|Death: ||Mar. 15, 1670|
This stone marks the graves of the ministers of the First Church of Christ in Boston
"Appletons' cyclopaedia of American biography, Vol. II, New York, D. Appleton and Company, 1887"
"Davenport, John, clergyman, b. in Coventry, England, in 1597; d. in Boston, Mass., 15 March, 1670. His father had been mayor of the city. He was educated at Oxford, and became chaplain in Hilton castle, near Durham. Subsequently he preached in London, and later became minister of St. Stephen's church in Coleman street. Here he became celebrated not only for his high accomplishments as a preacher, but for very faithful discharge of his pastoral duties. In 1625 he returned to Oxford and passed his examinations for the B.D. and M.A. degrees. During the following year, in conjunction with Drs. Richard Sibbs and William Gouge, the lord-mayor of London, and others, he devised a plan to purchase 'lay impropriations," from the profits of which a number of ministers should be maintained over destitute congregations. But Archbishop Laud regarded it as favorable to the cause of non-conformity, and procured its condemnation, with the confiscation of the money to the kin's use. A few years later Davenport was summoned before the archbishop and subjected to considerable trouble and expense on account of his puritan principles. About this time John Cotton had resigned his charge, with a view of escaping to America, and Davenport, after an interview with him, became convinced of the desirability of withdrawing from the Established church. He then resigned from ST. Stephen's and near the end of 1633 removed to Holland, where he became the colleague of Rev. John Paget, pastor of the English church in Amsterdam;; but, as he objected to the promiscuous baptism of infants, he relinquished his pastoral work and conducted private classes until 1635, when he returned to England. Meanwhile he had been actively concerned in obtaining the patent of the Massachusetts colony, and had contributed both money and time in its aid. A favorable account of the success of the colony having reached him, he sailed on the "Hector," reaching Boston on 26 June, 1637. He was heartily welcomed, and was regarded as an important aid in sustaining the interests of religion. During August of the same year he sat with the famous synod of Cambridge. In March, 1638, with many of the families that had accompanied him from England, he sailed from Boston to Quinipiac, which they afterward named New Haven.

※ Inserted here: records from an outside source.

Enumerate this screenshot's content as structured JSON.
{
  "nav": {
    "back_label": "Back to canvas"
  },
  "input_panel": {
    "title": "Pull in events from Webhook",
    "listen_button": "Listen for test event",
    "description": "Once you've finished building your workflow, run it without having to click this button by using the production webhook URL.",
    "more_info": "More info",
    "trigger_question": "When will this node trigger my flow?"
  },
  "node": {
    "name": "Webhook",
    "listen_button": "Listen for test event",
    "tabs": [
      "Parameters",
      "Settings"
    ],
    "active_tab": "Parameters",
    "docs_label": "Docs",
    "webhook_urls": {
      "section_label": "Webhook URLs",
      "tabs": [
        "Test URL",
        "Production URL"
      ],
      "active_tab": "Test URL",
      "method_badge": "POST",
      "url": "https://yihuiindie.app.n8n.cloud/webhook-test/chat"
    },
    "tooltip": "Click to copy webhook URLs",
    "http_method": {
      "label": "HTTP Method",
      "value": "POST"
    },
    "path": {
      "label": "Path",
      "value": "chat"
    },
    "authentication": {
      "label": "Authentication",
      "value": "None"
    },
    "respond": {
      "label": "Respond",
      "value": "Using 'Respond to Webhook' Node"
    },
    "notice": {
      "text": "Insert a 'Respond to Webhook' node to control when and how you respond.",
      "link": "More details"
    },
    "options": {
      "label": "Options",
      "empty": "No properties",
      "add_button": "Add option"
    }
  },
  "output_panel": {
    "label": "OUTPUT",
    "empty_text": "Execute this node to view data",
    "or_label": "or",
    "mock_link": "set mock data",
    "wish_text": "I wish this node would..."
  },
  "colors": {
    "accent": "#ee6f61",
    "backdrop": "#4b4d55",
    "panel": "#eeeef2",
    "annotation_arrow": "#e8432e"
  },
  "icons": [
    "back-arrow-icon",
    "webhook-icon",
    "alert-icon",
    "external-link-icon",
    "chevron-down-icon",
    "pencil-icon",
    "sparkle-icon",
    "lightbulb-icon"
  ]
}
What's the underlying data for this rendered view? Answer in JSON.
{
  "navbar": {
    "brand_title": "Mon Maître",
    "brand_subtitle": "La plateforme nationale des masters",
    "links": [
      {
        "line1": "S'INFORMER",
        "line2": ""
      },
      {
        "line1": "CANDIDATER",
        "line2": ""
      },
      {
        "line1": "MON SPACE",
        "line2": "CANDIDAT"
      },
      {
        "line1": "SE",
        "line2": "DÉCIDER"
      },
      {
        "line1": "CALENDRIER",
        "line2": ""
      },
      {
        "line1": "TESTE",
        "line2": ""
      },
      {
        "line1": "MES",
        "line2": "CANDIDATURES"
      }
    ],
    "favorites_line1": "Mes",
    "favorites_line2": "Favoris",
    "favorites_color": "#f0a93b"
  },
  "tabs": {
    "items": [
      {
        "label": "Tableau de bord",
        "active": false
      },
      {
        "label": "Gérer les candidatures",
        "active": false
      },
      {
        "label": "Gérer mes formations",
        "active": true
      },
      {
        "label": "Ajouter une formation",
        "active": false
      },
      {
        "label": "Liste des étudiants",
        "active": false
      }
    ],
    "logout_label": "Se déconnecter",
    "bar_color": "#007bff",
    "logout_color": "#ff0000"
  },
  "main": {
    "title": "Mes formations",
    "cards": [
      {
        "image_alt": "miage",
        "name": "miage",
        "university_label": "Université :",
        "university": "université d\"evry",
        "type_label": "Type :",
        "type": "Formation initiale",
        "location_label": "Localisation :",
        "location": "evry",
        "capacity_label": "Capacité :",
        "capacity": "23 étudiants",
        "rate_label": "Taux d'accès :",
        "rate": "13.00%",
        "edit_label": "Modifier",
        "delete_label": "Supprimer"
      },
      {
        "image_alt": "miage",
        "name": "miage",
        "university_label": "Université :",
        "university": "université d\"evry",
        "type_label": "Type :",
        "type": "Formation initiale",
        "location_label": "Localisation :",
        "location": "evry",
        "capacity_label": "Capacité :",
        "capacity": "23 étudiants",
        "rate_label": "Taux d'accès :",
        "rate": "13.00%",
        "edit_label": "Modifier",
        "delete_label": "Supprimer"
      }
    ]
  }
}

The party reached their new home on 14 April, and on the following day, which was the Sabbath, Mr. Davenport preached under the branches of a large oak on "The Temptations of the Wilderness." In June of the following year "all the free planters" met in a barn for the purpose of holding a constitutional assembly. It was resolved that only church members should be burgesses, and Davenport was chosen one of the "seven pillars" to support the civil government. His carefulness in regard to the admission of members to the church gave him also the keys of political power. When the regicides, William Goffe and Edward Whalley, were flying in 1660, he concealed them in his own house for more than a month, and delivered a sermon, for the purpose of enlisting sympathy in their behalf, from the text "Make thy shadow as the night in the midst of noonday, hide the outcasts, bewray not him that wandereth." He continued in New Haven until 1667, when, on the death of John Wilson, he was invited to succeed him as pastor of the first church in Boston. This call he accepted, and was installed on 9 Dec., 1668. The "half-way covenant," which had been adopted by the synod held in Boston in 1662, provided that all persons who had been baptized in their infancy, and who, on arriving at years of discretion, would recognize their covenant obligations, should be allowed to bring their children for baptism. This Mr. davenport was unwilling to accept, and he vigorously opposed its execution; consequently some of the members withdrew from the first church, and were organizied into the "Old South church." The controversy continued between the two churches for many years, but Mr. Davenport died of apoplexy soon after it began, and was buried in the tomb of his friend, John Cotton. He published many sermons, theological tracts, and controversial pamphlets, and also "Instructions to Elders of the English Church" (1634); "Catechism containing the Chief Heads of Christian Religion" (1659); and "A Discourse about Civil Government in a New Plantation" (1673)."
Elizabeth Wooley Davenport (1603 - 1676)*
John Davenport (1635 - 1677)*
Kings Chapel Burying Ground
Maintained by: Graves
Originally Created by: Dirtnapper
Record added: Sep 10, 2002
Find A Grave Memorial# 6767414